Researchers used the Canadian Light Source (CLS) at the University of Saskatchewan to create an affordable and efficient electrocatalyst that can transform carbon dioxide into valuable chemicals. The result could help businesses as well as the environment.
Electrocatalysts help to collect CO2 pollution and efficiently convert it into more valuable carbon monoxide gas, which is an important product used in industrial applications. Carbon monoxide gas could also help the environment by allowing renewable fuels and chemicals to be manufactured more readily.
The end goal would be to try to neutralize the greenhouse gases that worsen climate change.
Precious metals are often used in electrocatalysts, but a team of scientists from Canada and China set out to find a less expensive alternative that would not compromise performance. In a new paper, the stability and energy efficiency of the team’s novel electrocatalyst offered promising results.
“Our contribution is mainly that we introduced titanium and designed a three-dimensional nano-structure so that we can improve the activity, selectivity and stability greatly,” explained Dr. Zhongwei Chen, Canada Research Chair in Advanced Materials for Clean Energy and Professor at the University of Waterloo.
Their unique structure and use of titanium yielded successfully increased catalytic performance.
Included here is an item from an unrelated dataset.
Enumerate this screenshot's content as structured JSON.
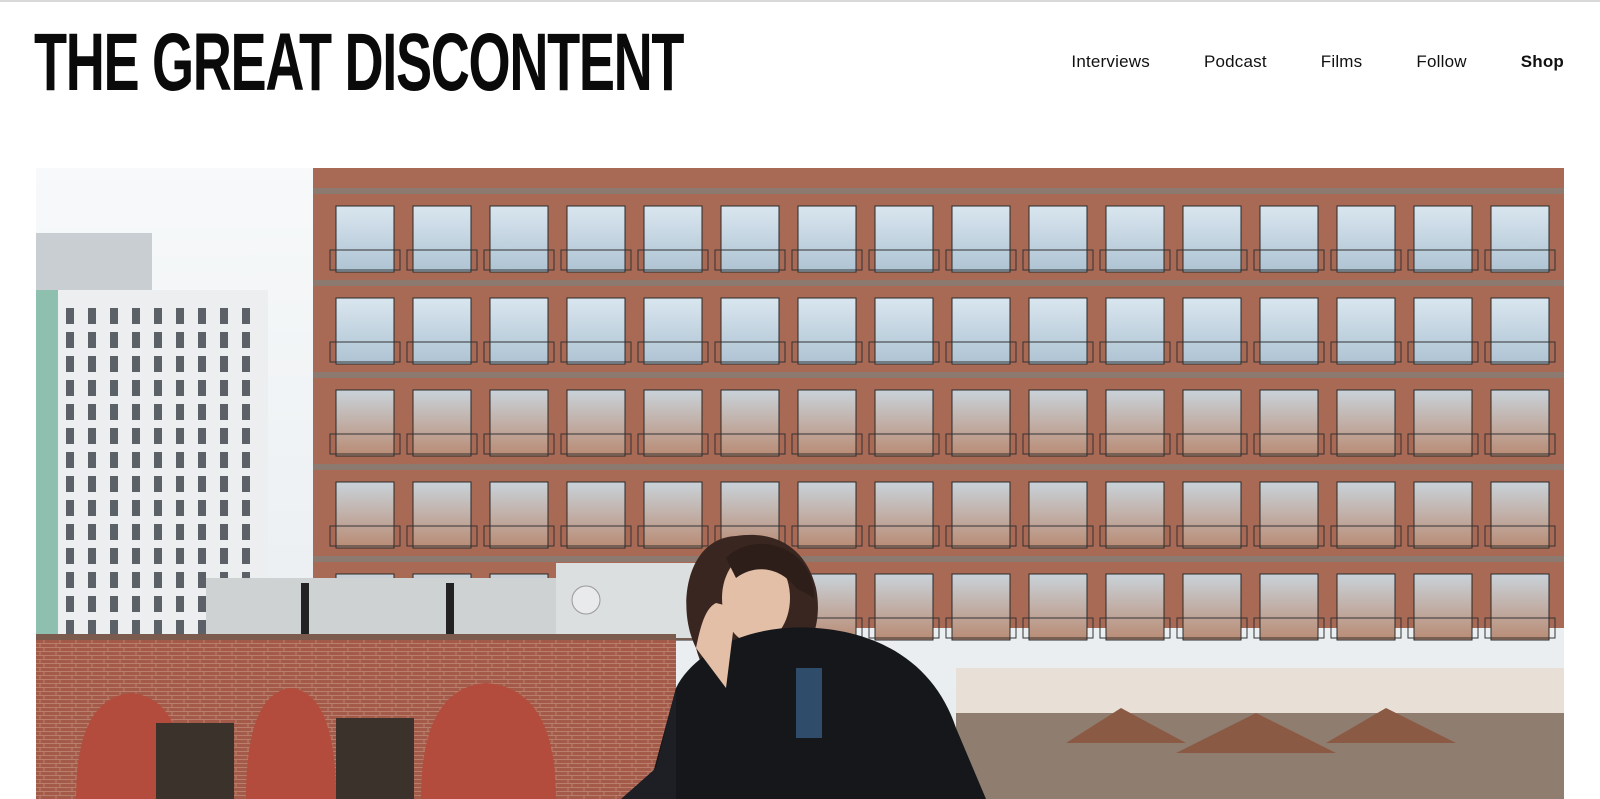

“With this new strategy we can see the efficiency go above 90 per cent and the stability is greatly improved,” said Chen. “For CO2 reduction to CO, this will be a wonderful, highly active, durable and selective catalyst available for the CO2 reduction industry.”
With the help of the SXRMB beamline at the CLS, the team was able to better understand the catalytic activity produced by their design.
“This beamline is very important to understand the catalytic mechanism. We have to understand what is going on so we can design a better catalyst,” said Chen.
Chen emphasized the important collaboration with CLS researchers, including Yongfeng Hu and Gianluigi Botton, whose expertise helped advance the research.
The next goal for Chen and his team is to scale up their catalyst for use beyond the lab and to improve its stability. Afterwards, the researchers will test the application of the catalyst with industrial collaborators. The team is hopeful that their electrocatalyst design will help to protect the environment from greenhouse gases.